One thing I learned is to ask for details whenever the expectant mom or dad calls to ask you to come. I just said, "Okay, I'll be there as fast as I can!", instead of asking how long and far apart contractions were, if she was still talking through them, etc. If I had known I didn't necessarily have to rush right over ASAP, I would have taken a quick shower first. My hair would have appreciated that 30 hours later. ;)

I'm not going to give details since it's not my birth to share, but like I said earlier, we did end up having to transport to the hospital. I wasn't expecting that to bring up so much emotion for me, but it did. I was definitely having flashbacks to our own hospital transport with Tristan just hours after he was born. I'm confident that my feelings didn't effect the level of support I was able to offer, so no worries there, but those are definitely things I want to take some time to process more between now and the next birth I attend.

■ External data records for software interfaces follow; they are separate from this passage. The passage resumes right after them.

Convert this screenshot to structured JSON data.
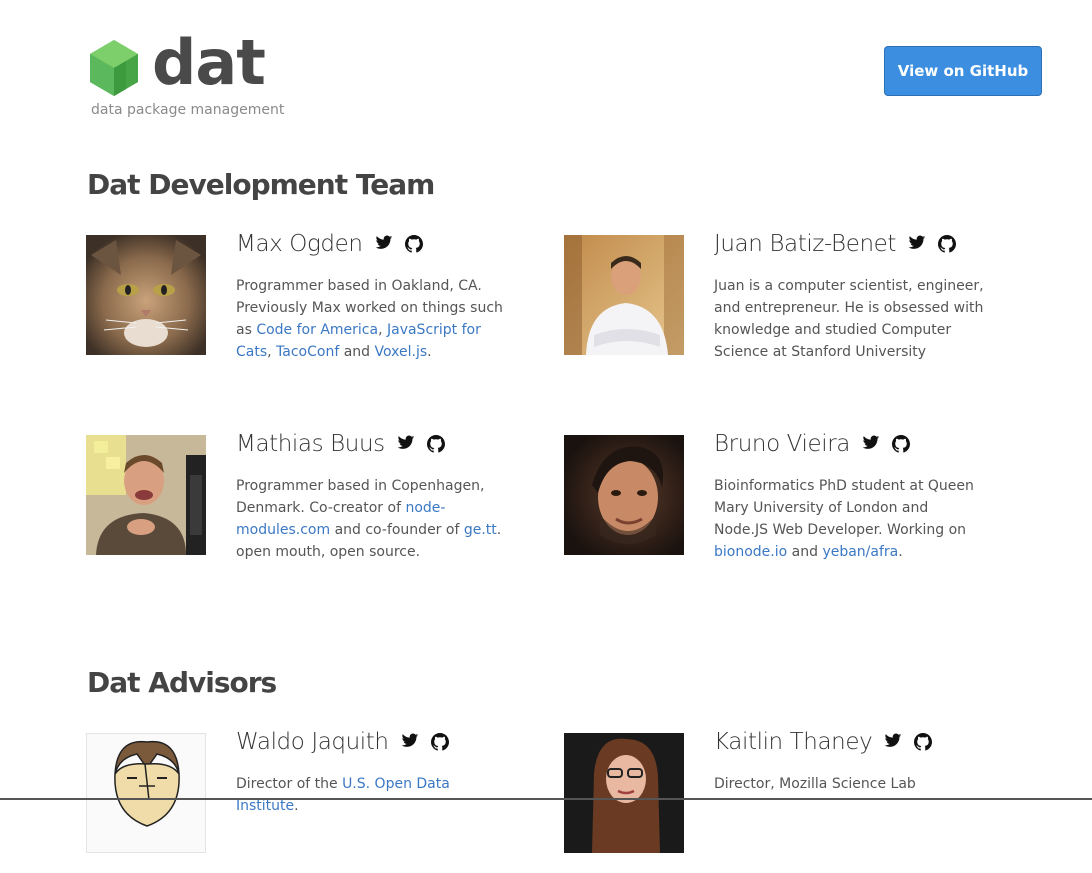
{
  "header": {
    "logo_word": "dat",
    "tagline": "data package management",
    "github_button": "View on GitHub",
    "brand_color": "#5cb85c",
    "button_color": "#3c8fe0"
  },
  "team": {
    "title": "Dat Development Team",
    "members": [
      {
        "name": "Max Ogden",
        "bio": [
          {
            "t": "Programmer based in Oakland, CA. Previously Max worked on things such as "
          },
          {
            "t": "Code for America",
            "link": true
          },
          {
            "t": ", "
          },
          {
            "t": "JavaScript for Cats",
            "link": true
          },
          {
            "t": ", "
          },
          {
            "t": "TacoConf",
            "link": true
          },
          {
            "t": " and "
          },
          {
            "t": "Voxel.js",
            "link": true
          },
          {
            "t": "."
          }
        ]
      },
      {
        "name": "Juan Batiz-Benet",
        "bio": [
          {
            "t": "Juan is a computer scientist, engineer, and entrepreneur. He is obsessed with knowledge and studied Computer Science at Stanford University"
          }
        ]
      },
      {
        "name": "Mathias Buus",
        "bio": [
          {
            "t": "Programmer based in Copenhagen, Denmark. Co-creator of "
          },
          {
            "t": "node-modules.com",
            "link": true
          },
          {
            "t": " and co-founder of "
          },
          {
            "t": "ge.tt",
            "link": true
          },
          {
            "t": ". open mouth, open source."
          }
        ]
      },
      {
        "name": "Bruno Vieira",
        "bio": [
          {
            "t": "Bioinformatics PhD student at Queen Mary University of London and Node.JS Web Developer. Working on "
          },
          {
            "t": "bionode.io",
            "link": true
          },
          {
            "t": " and "
          },
          {
            "t": "yeban/afra",
            "link": true
          },
          {
            "t": "."
          }
        ]
      }
    ]
  },
  "advisors": {
    "title": "Dat Advisors",
    "members": [
      {
        "name": "Waldo Jaquith",
        "bio": [
          {
            "t": "Director of the "
          },
          {
            "t": "U.S. Open Data Institute",
            "link": true
          },
          {
            "t": "."
          }
        ]
      },
      {
        "name": "Kaitlin Thaney",
        "bio": [
          {
            "t": "Director, Mozilla Science Lab"
          }
        ]
      }
    ]
  }
}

Another big thing I learned was that it takes time to process each birth. Doulas are present for life changing moments, and even when there's a perfect outcome, birth is still a big deal and still a lot for someone to process. The day after I got home(and slept the rest of that day), I was still feeling pretty out of it emotionally. I don't know how to describe it, except that it felt a little like I had given birth too. It seems  a little creepy to me to say that, and I don't mean it in a creepy way, or in a way that would take any of the credit away from the mom for the amazing job she did. And I obviously don't have a baby to take home. But just by going through that process with her, and being present for that intense, life changing moment- it's definitely a lot to process. I don't know how you ever get used to that! The good news is that it took me less time with this birth to get back to feeling "normal" than it did with Jessica's birth in April, so maybe it is something that you can get used to, at least to some extent.

I was also able to chat with a doula friend over the phone a couple of days after the birth, and that was really helpful. I'm thankful that she took the time to do that with me. She shared some of her experiences with me, and how she's had to take some time to process birth experiences too- and even felt like she needed therapy a time or two after a rough experience! I can definitely see that. If this is something that I continue to do on a regular basis, my processing skills are going to have to get really good!

I don't mean for all of that to sound negative, and it wasn't a negative experience at all. Intense? Totally. Negative? Definitely not. It was beautiful experience- to see this woman's family rally around her in support, to see the tears from everyone as the baby was born, the fun of finding out the sex of the baby, the wonderful surprise of a homebirth transfer momma getting great care in a hospital- it was a wonderful experience. I'm so thankful, blessed, and honored to have been a part of this family's process, and to be able to help and support them through their journey. I have such a heart for empowering women and mothers, and to be able to do that in a tangible, practical way was just wonderful.